_EXERCISE DETAILS_
Each line of the data holding "this" should be found and copied.

_Data records for software interfaces_
__________________________________________________

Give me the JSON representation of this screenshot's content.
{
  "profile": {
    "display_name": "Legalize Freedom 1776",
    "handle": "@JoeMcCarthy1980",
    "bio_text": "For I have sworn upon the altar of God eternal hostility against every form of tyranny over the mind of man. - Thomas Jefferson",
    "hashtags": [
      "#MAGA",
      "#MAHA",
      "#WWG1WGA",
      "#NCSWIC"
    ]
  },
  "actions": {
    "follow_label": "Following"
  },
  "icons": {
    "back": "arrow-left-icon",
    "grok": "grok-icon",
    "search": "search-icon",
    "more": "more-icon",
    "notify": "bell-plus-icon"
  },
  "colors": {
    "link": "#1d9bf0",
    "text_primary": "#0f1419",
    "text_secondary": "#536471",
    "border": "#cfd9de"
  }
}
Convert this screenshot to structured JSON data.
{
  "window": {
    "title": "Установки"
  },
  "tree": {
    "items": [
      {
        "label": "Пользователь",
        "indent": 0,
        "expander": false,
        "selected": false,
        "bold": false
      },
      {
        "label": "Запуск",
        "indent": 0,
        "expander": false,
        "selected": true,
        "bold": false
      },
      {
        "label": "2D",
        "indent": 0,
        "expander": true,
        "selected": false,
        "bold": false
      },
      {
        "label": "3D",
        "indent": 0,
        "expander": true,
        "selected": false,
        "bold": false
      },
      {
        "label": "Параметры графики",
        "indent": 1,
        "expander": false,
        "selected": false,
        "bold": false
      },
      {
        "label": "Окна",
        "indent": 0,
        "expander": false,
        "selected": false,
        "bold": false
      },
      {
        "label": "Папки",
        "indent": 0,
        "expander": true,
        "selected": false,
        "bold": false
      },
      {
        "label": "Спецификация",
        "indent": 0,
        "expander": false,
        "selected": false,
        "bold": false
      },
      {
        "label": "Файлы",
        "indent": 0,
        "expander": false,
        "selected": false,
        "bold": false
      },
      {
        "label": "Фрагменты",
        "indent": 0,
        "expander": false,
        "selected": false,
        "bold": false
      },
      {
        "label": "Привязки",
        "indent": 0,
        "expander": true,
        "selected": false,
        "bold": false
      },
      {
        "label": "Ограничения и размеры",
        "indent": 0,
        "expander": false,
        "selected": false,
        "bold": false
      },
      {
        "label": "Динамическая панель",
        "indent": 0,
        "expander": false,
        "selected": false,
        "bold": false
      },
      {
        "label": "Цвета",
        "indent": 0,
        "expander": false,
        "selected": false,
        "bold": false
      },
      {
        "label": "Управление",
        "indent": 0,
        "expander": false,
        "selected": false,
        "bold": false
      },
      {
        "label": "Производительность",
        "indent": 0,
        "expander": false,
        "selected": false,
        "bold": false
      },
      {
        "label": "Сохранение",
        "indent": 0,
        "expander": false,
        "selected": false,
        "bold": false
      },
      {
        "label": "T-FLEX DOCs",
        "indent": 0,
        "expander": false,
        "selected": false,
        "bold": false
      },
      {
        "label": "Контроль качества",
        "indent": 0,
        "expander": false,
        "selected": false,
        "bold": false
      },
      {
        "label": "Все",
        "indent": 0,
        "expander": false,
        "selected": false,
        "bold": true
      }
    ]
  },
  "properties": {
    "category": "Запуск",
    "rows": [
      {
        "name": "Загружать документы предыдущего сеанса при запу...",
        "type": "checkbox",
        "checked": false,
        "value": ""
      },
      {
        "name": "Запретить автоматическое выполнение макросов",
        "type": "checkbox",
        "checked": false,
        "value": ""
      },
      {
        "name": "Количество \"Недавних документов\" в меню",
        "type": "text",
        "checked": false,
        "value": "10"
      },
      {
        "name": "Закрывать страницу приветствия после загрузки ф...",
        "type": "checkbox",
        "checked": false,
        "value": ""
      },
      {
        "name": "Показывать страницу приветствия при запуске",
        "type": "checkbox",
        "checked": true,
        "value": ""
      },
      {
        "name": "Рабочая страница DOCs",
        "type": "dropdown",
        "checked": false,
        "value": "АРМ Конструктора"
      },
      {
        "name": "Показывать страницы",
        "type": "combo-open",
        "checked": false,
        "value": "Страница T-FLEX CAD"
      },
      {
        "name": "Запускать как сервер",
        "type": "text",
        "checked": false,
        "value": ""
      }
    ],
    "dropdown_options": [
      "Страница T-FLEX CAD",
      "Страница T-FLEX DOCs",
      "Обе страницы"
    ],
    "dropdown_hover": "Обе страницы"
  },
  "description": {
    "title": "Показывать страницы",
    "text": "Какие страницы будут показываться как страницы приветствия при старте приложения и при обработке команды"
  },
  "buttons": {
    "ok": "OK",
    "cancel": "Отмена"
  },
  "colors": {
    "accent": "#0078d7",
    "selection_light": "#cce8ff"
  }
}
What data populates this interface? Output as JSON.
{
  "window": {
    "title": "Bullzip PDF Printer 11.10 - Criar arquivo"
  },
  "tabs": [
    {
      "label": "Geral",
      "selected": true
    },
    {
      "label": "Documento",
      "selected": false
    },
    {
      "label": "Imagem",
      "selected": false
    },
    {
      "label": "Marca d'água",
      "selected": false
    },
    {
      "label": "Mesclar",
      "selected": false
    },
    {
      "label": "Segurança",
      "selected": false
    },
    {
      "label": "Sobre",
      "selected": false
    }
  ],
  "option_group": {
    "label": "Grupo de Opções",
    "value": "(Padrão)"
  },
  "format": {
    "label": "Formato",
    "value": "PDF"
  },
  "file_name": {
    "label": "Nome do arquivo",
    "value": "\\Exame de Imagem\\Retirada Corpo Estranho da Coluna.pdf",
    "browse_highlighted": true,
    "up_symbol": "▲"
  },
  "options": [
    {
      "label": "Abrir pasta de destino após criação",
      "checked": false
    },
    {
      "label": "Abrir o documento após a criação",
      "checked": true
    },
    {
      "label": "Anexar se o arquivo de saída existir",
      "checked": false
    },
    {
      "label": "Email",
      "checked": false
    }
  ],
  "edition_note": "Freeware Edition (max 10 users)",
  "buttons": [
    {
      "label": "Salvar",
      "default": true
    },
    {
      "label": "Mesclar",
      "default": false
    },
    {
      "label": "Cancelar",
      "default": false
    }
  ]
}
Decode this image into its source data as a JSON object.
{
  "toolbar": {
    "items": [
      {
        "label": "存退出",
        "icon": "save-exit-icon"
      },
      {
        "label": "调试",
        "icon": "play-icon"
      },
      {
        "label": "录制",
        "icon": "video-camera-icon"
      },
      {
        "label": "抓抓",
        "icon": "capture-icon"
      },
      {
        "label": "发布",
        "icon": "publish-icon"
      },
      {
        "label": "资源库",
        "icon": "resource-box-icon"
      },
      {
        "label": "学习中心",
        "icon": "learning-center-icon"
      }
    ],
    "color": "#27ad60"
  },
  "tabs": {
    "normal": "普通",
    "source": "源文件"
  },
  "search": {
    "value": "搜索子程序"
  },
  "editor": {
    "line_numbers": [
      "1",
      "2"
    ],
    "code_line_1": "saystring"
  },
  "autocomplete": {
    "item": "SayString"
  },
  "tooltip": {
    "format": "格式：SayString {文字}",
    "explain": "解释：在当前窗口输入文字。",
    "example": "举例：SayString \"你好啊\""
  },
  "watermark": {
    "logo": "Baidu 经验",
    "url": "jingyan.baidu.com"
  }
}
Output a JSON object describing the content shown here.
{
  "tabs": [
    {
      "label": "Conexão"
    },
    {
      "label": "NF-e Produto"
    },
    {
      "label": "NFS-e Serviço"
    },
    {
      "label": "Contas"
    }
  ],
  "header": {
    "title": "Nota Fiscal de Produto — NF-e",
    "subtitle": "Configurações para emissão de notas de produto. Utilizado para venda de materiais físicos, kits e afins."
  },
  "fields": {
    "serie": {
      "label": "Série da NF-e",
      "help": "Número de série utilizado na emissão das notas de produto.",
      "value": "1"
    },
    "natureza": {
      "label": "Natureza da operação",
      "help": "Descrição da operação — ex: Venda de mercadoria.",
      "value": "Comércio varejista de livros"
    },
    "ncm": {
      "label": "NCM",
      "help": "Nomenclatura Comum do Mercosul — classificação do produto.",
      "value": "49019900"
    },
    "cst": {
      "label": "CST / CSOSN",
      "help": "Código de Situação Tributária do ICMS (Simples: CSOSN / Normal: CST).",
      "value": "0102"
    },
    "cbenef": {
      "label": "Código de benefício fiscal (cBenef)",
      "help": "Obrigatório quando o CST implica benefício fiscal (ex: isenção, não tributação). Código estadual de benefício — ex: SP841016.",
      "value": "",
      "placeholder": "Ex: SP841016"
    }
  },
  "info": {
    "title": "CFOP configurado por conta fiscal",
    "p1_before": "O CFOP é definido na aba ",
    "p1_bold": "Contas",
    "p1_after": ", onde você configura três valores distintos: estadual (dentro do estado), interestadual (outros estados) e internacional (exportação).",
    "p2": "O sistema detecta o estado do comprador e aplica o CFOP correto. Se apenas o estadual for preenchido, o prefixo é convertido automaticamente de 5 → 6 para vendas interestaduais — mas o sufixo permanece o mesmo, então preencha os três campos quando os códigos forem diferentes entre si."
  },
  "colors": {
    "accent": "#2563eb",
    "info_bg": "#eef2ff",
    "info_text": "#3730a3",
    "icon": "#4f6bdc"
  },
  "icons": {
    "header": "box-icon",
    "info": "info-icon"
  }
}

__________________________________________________

_ANSWER TO THE EXERCISE_
Give me the JSON representation of this screenshot's content.
Convert this screenshot to structured JSON data.
What data populates this interface? Output as JSON.
Decode this image into its source data as a JSON object.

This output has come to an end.